Materials and methods: Twenty-three children with NE, aged 6-15 years old (mean age = 10), who wet their bed almost every night and had never been dry were referred from pediatric specialists. Mean RME was 6.5 mm (range = 5-8), but only 7 of the 23 patients had lateral crossbites. Rhinomanometric measurements were taken before and after RME, and patients were interviewed 10 years after treatment.

Results: Positive effects of RME were observed in nearly 50% of the patients within 1 month of treatment: six were completely dry and five had notable improvements. Relapse in the overexpanded arches to a normal transversal occlusion was noted within 1 year. No correlation was found between success and improved airways, familial heritage, school performance, or other social factors. Younger children responded better to the treatment. Results were stable at the 10-year follow-up, and no adverse reactions were reported.

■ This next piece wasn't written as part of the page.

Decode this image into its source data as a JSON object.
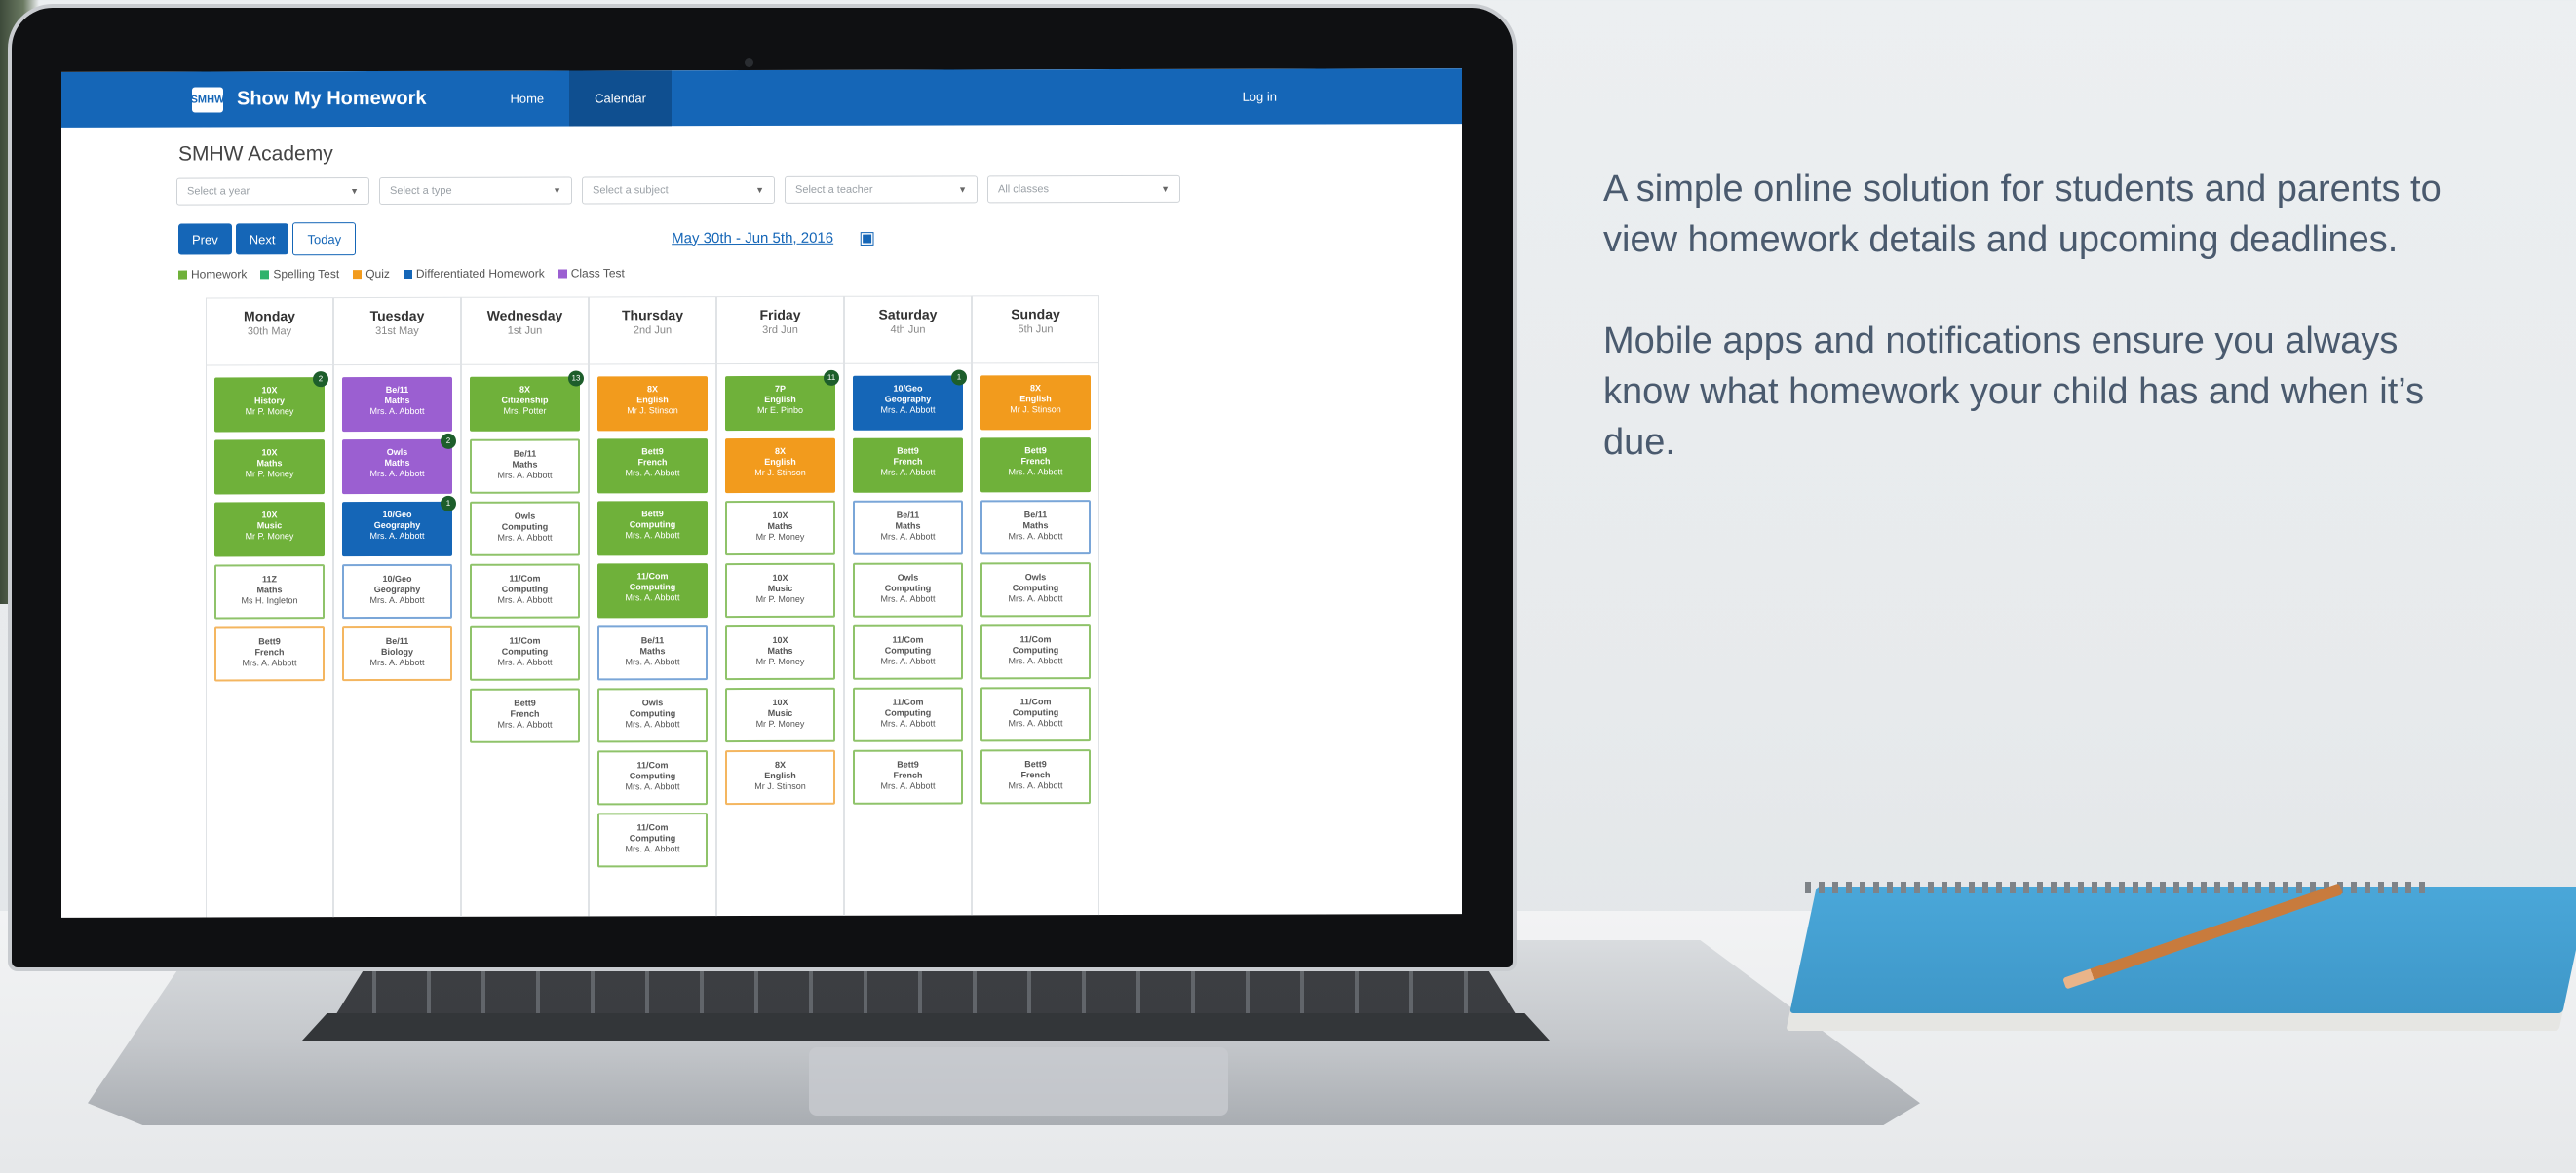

Conclusion: Orthodontic RME is a new option for treating children with NE who are resistant to medical therapy; the treatment has no adverse side effects.

MeSH terms

  • Adolescent
  • Age Factors
  • Airway Resistance
  • Child
  • Female
  • Follow-Up Studies
  • Humans
  • Male
  • Malocclusion / complications
  • Malocclusion / therapy
  • Nasal Obstruction / complications
  • Nasal Obstruction / therapy
  • Nocturnal Enuresis / etiology
  • Nocturnal Enuresis / therapy*
  • Palatal Expansion Technique*
  • Rhinomanometry
  • Sleep Apnea, Obstructive / complications
  • Sleep Apnea, Obstructive / therapy
  • Surveys and Questionnaires